* **TASK INPUTS**:
+---+
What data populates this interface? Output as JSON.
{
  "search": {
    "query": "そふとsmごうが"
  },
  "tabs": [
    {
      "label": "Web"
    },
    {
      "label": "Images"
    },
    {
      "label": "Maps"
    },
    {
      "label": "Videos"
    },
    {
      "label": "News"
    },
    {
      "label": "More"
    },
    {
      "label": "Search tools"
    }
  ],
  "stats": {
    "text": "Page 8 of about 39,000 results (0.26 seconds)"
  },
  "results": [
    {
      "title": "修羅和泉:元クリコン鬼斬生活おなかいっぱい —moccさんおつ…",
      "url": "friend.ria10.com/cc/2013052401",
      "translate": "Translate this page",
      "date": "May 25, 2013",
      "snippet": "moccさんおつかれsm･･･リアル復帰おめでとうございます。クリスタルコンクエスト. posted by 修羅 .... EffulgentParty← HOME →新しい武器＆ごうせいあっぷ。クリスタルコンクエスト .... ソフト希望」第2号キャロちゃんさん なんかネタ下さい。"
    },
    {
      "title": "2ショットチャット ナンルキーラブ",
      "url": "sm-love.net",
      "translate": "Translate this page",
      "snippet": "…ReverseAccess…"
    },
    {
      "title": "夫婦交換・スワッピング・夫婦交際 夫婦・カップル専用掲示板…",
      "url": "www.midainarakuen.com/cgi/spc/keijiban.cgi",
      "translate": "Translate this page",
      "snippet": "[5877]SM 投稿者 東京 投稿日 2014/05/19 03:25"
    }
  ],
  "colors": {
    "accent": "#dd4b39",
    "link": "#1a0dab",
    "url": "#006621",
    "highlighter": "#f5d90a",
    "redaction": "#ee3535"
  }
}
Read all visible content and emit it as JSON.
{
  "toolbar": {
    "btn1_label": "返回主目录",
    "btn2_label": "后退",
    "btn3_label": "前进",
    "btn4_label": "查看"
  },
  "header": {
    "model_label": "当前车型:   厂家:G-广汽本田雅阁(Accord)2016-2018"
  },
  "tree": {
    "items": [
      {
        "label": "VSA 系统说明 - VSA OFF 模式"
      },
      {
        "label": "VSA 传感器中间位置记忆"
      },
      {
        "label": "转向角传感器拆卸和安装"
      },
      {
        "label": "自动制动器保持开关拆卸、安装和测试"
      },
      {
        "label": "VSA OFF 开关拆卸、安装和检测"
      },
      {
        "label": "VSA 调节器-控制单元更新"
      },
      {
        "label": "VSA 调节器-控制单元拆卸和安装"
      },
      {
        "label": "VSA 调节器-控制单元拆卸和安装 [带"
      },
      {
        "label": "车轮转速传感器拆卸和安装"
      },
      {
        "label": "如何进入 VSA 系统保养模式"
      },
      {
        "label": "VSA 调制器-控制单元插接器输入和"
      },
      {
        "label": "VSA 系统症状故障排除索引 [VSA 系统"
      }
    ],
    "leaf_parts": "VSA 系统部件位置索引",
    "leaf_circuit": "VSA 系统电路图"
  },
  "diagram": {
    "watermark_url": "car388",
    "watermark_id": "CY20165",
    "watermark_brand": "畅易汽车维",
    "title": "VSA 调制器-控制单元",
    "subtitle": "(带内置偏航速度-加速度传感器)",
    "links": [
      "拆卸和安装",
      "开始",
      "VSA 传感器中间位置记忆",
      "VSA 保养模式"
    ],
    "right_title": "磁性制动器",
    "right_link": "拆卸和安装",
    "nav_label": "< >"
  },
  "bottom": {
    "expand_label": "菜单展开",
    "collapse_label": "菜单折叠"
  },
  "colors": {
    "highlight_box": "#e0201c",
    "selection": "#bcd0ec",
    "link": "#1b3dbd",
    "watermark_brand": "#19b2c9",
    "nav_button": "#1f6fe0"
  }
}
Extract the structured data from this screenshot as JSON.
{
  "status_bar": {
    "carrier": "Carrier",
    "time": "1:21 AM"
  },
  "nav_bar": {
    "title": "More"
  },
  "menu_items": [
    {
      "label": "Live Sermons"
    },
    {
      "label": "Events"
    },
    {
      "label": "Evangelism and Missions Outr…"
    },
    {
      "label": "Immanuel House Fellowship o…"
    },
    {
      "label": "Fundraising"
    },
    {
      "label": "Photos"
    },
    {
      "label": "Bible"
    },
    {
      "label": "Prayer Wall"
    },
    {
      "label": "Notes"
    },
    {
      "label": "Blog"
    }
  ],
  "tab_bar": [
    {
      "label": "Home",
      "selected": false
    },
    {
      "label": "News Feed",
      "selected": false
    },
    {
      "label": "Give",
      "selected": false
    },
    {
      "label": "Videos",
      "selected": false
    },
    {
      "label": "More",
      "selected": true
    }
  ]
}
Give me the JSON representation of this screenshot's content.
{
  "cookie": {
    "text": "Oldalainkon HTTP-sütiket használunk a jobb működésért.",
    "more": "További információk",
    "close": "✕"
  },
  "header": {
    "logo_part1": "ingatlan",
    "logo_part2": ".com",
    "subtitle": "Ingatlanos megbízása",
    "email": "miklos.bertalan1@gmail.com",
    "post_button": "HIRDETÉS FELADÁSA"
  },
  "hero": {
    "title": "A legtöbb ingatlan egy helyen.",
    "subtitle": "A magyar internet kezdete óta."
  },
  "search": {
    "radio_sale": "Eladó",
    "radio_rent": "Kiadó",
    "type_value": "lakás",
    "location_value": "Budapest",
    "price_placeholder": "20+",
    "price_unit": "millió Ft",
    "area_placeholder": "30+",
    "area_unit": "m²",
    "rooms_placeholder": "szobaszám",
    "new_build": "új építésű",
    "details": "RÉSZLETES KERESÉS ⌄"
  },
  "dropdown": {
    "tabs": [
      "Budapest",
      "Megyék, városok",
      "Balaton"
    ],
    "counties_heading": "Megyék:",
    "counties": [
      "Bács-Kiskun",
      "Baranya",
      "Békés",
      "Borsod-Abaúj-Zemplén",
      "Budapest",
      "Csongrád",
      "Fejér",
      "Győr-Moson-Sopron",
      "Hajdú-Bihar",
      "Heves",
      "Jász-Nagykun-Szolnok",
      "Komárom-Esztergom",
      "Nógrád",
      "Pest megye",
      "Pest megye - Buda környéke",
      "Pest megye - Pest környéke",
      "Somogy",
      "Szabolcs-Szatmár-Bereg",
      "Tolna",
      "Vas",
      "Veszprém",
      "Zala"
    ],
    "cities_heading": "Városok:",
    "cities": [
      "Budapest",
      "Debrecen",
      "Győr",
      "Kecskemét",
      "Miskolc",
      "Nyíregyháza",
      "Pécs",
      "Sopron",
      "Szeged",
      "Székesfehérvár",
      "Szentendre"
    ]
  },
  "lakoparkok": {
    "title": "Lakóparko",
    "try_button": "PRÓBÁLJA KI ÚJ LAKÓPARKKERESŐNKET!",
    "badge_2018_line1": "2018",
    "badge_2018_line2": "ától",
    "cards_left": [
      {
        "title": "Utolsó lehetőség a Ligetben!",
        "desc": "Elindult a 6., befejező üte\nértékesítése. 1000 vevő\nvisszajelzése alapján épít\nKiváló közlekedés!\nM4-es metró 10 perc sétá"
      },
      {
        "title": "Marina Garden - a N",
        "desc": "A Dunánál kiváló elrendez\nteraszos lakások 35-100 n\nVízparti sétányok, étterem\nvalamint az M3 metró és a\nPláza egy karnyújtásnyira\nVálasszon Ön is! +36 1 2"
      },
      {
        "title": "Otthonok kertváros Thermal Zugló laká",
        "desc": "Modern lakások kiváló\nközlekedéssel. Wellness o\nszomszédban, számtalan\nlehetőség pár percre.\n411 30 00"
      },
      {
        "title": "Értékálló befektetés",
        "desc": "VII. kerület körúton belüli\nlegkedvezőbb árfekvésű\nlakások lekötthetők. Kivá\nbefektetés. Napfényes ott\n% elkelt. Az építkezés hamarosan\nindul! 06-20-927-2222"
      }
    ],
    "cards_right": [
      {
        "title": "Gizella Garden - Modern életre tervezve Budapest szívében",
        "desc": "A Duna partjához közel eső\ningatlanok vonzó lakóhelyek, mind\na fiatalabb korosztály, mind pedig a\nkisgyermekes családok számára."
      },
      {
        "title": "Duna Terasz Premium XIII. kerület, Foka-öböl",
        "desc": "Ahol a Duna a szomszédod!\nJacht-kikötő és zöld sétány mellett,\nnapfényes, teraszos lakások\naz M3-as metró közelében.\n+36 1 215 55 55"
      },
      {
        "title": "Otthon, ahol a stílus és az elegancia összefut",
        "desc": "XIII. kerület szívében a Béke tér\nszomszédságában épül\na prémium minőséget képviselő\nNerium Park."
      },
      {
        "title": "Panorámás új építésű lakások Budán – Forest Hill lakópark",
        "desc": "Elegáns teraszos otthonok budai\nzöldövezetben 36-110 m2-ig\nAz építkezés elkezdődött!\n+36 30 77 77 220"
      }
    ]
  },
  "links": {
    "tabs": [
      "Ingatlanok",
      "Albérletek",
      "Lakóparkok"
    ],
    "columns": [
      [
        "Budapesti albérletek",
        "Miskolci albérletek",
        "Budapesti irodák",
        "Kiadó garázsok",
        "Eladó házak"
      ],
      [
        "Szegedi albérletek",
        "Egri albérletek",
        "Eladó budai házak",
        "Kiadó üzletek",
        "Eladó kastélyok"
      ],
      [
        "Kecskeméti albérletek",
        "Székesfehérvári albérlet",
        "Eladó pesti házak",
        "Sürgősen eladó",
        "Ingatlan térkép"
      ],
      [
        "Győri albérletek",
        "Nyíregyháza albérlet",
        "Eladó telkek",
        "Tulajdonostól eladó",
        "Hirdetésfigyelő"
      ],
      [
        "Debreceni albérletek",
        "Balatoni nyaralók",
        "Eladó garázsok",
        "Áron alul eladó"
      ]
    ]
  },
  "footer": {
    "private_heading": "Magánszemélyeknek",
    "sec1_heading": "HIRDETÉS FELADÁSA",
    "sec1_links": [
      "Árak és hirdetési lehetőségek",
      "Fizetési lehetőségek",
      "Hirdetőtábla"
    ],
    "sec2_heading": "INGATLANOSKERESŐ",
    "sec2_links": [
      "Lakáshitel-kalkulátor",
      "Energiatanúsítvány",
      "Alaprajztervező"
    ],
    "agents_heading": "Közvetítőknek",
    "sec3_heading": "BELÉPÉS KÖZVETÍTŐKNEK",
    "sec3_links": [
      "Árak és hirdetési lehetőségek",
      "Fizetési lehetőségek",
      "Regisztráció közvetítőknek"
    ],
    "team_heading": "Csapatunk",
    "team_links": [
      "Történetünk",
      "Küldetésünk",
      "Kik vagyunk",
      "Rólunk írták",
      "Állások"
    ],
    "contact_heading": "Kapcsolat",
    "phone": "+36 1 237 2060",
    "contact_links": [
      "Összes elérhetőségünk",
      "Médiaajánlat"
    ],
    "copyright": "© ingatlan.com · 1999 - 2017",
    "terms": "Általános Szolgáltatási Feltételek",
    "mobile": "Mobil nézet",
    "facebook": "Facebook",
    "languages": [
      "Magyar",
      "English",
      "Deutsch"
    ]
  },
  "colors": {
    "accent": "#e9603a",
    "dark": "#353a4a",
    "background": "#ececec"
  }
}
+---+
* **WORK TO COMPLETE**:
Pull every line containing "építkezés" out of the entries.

* **TASK SOLUTION**:
        "desc": "VII. kerület körúton belüli\nlegkedvezőbb árfekvésű\nlakások lekötthetők. Kivá\nbefektetés. Napfényes ott\n% elkelt. Az építkezés hamarosan\nindul! 06-20-927-2222"
        "desc": "Elegáns teraszos otthonok budai\nzöldövezetben 36-110 m2-ig\nAz építkezés elkezdődött!\n+36 30 77 77 220"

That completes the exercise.